BRIEF
Write the records out again exactly as they read, dropping any picture they hold.

[Items from an interface collection]

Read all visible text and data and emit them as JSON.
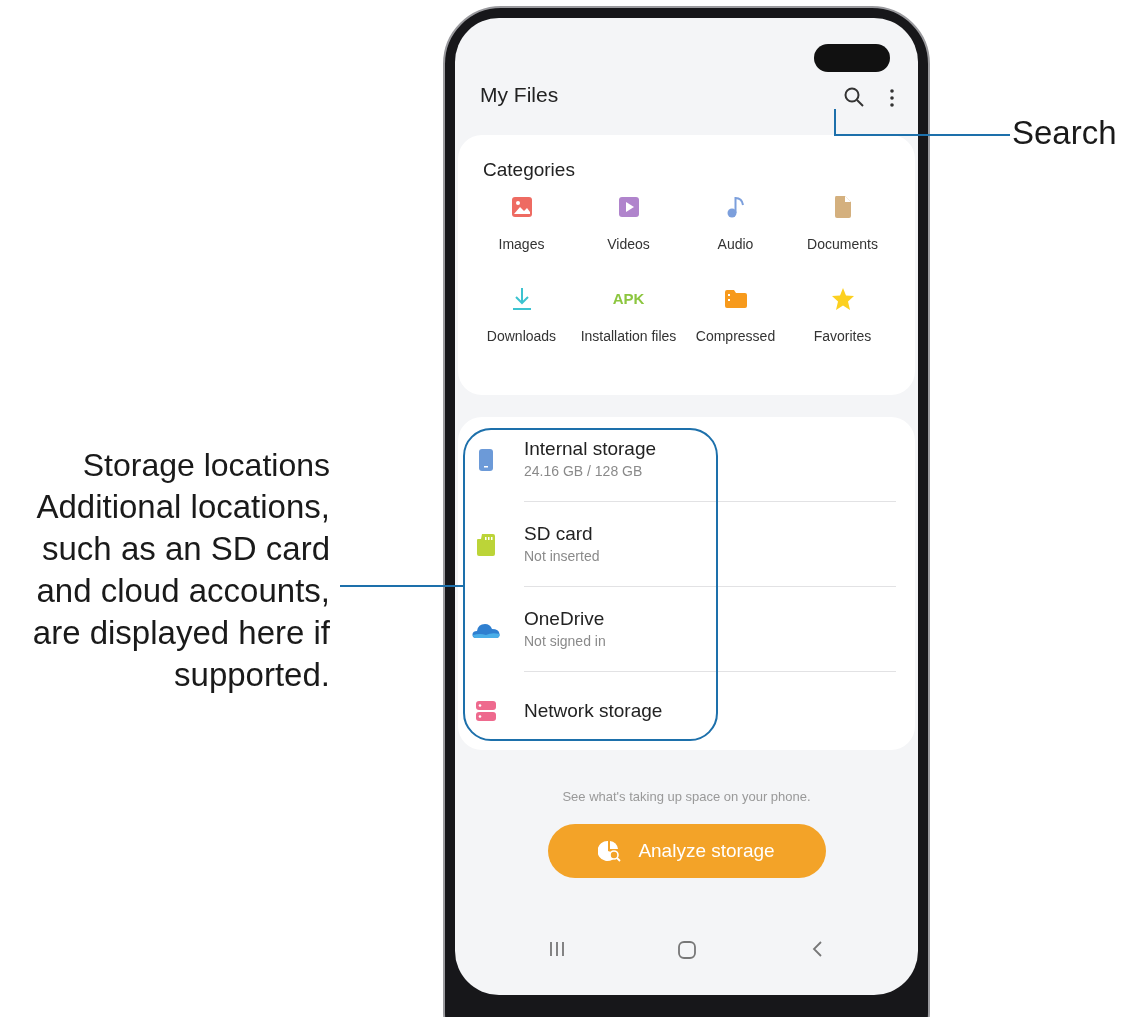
{
  "app": {
    "title": "My Files"
  },
  "categories": {
    "title": "Categories",
    "items": [
      {
        "label": "Images",
        "kind": "images"
      },
      {
        "label": "Videos",
        "kind": "videos"
      },
      {
        "label": "Audio",
        "kind": "audio"
      },
      {
        "label": "Documents",
        "kind": "documents"
      },
      {
        "label": "Downloads",
        "kind": "downloads"
      },
      {
        "label": "Installation files",
        "kind": "apk",
        "icon_text": "APK"
      },
      {
        "label": "Compressed",
        "kind": "compressed"
      },
      {
        "label": "Favorites",
        "kind": "favorites"
      }
    ]
  },
  "storage": [
    {
      "name": "Internal storage",
      "detail": "24.16 GB / 128 GB",
      "kind": "phone"
    },
    {
      "name": "SD card",
      "detail": "Not inserted",
      "kind": "sdcard"
    },
    {
      "name": "OneDrive",
      "detail": "Not signed in",
      "kind": "cloud"
    },
    {
      "name": "Network storage",
      "kind": "network"
    }
  ],
  "hint": "See what's taking up space on your phone.",
  "analyze_button": {
    "label": "Analyze storage"
  },
  "callouts": {
    "search": "Search",
    "storage_title": "Storage locations",
    "storage_text": "Additional locations, such as an SD card and cloud accounts, are displayed here if supported."
  }
}
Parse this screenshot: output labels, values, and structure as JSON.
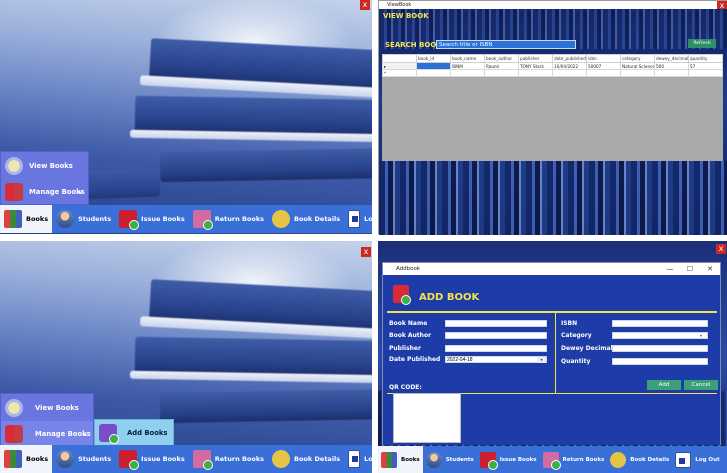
{
  "close_glyph": "x",
  "taskbar": [
    {
      "key": "books",
      "label": "Books"
    },
    {
      "key": "students",
      "label": "Students"
    },
    {
      "key": "issue",
      "label": "Issue Books"
    },
    {
      "key": "return",
      "label": "Return Books"
    },
    {
      "key": "details",
      "label": "Book Details"
    },
    {
      "key": "logout",
      "label": "Log Out"
    }
  ],
  "menu": {
    "view_books": "View Books",
    "manage_books": "Manage Books",
    "submenu_arrow": "▸",
    "add_books": "Add Books"
  },
  "view_window": {
    "title": "ViewBook",
    "heading": "VIEW BOOK",
    "search_label": "SEARCH BOOK",
    "search_placeholder": "Search title or ISBN",
    "refresh_button": "Refresh",
    "columns": [
      "book_id",
      "book_name",
      "book_author",
      "publisher",
      "date_published",
      "isbn",
      "category",
      "dewey_decimal",
      "quantity"
    ],
    "rows": [
      [
        "",
        "IBNM",
        "Raumi",
        "TONY Stark",
        "10/04/2022",
        "50007",
        "Natural Sciences",
        "500",
        "57"
      ]
    ]
  },
  "add_window": {
    "title": "Addbook",
    "minimize": "—",
    "maximize": "☐",
    "close": "✕",
    "heading": "ADD BOOK",
    "fields_left": [
      {
        "label": "Book Name",
        "value": ""
      },
      {
        "label": "Book Author",
        "value": ""
      },
      {
        "label": "Publisher",
        "value": ""
      },
      {
        "label": "Date Published",
        "value": "2022-04-18"
      }
    ],
    "fields_right": [
      {
        "label": "ISBN",
        "value": ""
      },
      {
        "label": "Category",
        "value": ""
      },
      {
        "label": "Dewey Decimal",
        "value": ""
      },
      {
        "label": "Quantity",
        "value": ""
      }
    ],
    "qr_label": "QR CODE:",
    "add_button": "Add",
    "cancel_button": "Cancel"
  },
  "colors": {
    "taskbar": "#3a6fd8",
    "menu": "#6a76e0",
    "accent_yellow": "#f4e44c",
    "button_green": "#3b9f77",
    "close_red": "#cc2a20"
  }
}
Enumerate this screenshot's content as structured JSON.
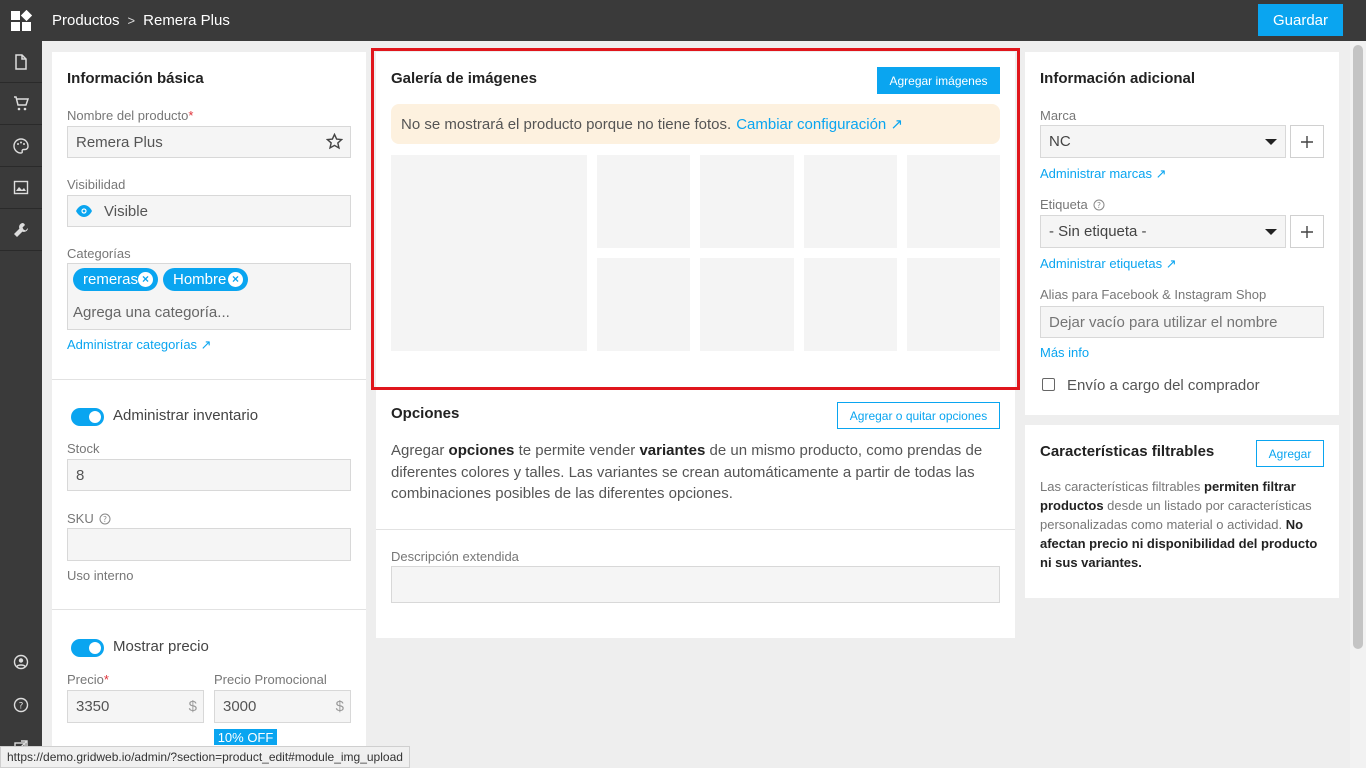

TASK RESULT
Read all visible text and data and emit them as JSON.
{
  "app": {
    "title": "My Files"
  },
  "categories": {
    "title": "Categories",
    "items": [
      {
        "label": "Images",
        "kind": "images"
      },
      {
        "label": "Videos",
        "kind": "videos"
      },
      {
        "label": "Audio",
        "kind": "audio"
      },
      {
        "label": "Documents",
        "kind": "documents"
      },
      {
        "label": "Downloads",
        "kind": "downloads"
      },
      {
        "label": "Installation files",
        "kind": "apk",
        "icon_text": "APK"
      },
      {
        "label": "Compressed",
        "kind": "compressed"
      },
      {
        "label": "Favorites",
        "kind": "favorites"
      }
    ]
  },
  "storage": [
    {
      "name": "Internal storage",
      "detail": "24.16 GB / 128 GB",
      "kind": "phone"
    },
    {
      "name": "SD card",
      "detail": "Not inserted",
      "kind": "sdcard"
    },
    {
      "name": "OneDrive",
      "detail": "Not signed in",
      "kind": "cloud"
    },
    {
      "name": "Network storage",
      "kind": "network"
    }
  ],
  "hint": "See what's taking up space on your phone.",
  "analyze_button": {
    "label": "Analyze storage"
  },
  "callouts": {
    "search": "Search",
    "storage_title": "Storage locations",
    "storage_text": "Additional locations, such as an SD card and cloud accounts, are displayed here if supported."
  }
}
Parse this screenshot: output labels, values, and structure as JSON.
{
  "close_glyph": "x",
  "taskbar": [
    {
      "key": "books",
      "label": "Books"
    },
    {
      "key": "students",
      "label": "Students"
    },
    {
      "key": "issue",
      "label": "Issue Books"
    },
    {
      "key": "return",
      "label": "Return Books"
    },
    {
      "key": "details",
      "label": "Book Details"
    },
    {
      "key": "logout",
      "label": "Log Out"
    }
  ],
  "menu": {
    "view_books": "View Books",
    "manage_books": "Manage Books",
    "submenu_arrow": "▸",
    "add_books": "Add Books"
  },
  "view_window": {
    "title": "ViewBook",
    "heading": "VIEW BOOK",
    "search_label": "SEARCH BOOK",
    "search_placeholder": "Search title or ISBN",
    "refresh_button": "Refresh",
    "columns": [
      "book_id",
      "book_name",
      "book_author",
      "publisher",
      "date_published",
      "isbn",
      "category",
      "dewey_decimal",
      "quantity"
    ],
    "rows": [
      [
        "",
        "IBNM",
        "Raumi",
        "TONY Stark",
        "10/04/2022",
        "50007",
        "Natural Sciences",
        "500",
        "57"
      ]
    ]
  },
  "add_window": {
    "title": "Addbook",
    "minimize": "—",
    "maximize": "☐",
    "close": "✕",
    "heading": "ADD BOOK",
    "fields_left": [
      {
        "label": "Book Name",
        "value": ""
      },
      {
        "label": "Book Author",
        "value": ""
      },
      {
        "label": "Publisher",
        "value": ""
      },
      {
        "label": "Date Published",
        "value": "2022-04-18"
      }
    ],
    "fields_right": [
      {
        "label": "ISBN",
        "value": ""
      },
      {
        "label": "Category",
        "value": ""
      },
      {
        "label": "Dewey Decimal",
        "value": ""
      },
      {
        "label": "Quantity",
        "value": ""
      }
    ],
    "qr_label": "QR CODE:",
    "add_button": "Add",
    "cancel_button": "Cancel"
  },
  "colors": {
    "taskbar": "#3a6fd8",
    "menu": "#6a76e0",
    "accent_yellow": "#f4e44c",
    "button_green": "#3b9f77",
    "close_red": "#cc2a20"
  }
}
Enumerate this screenshot's content as structured JSON.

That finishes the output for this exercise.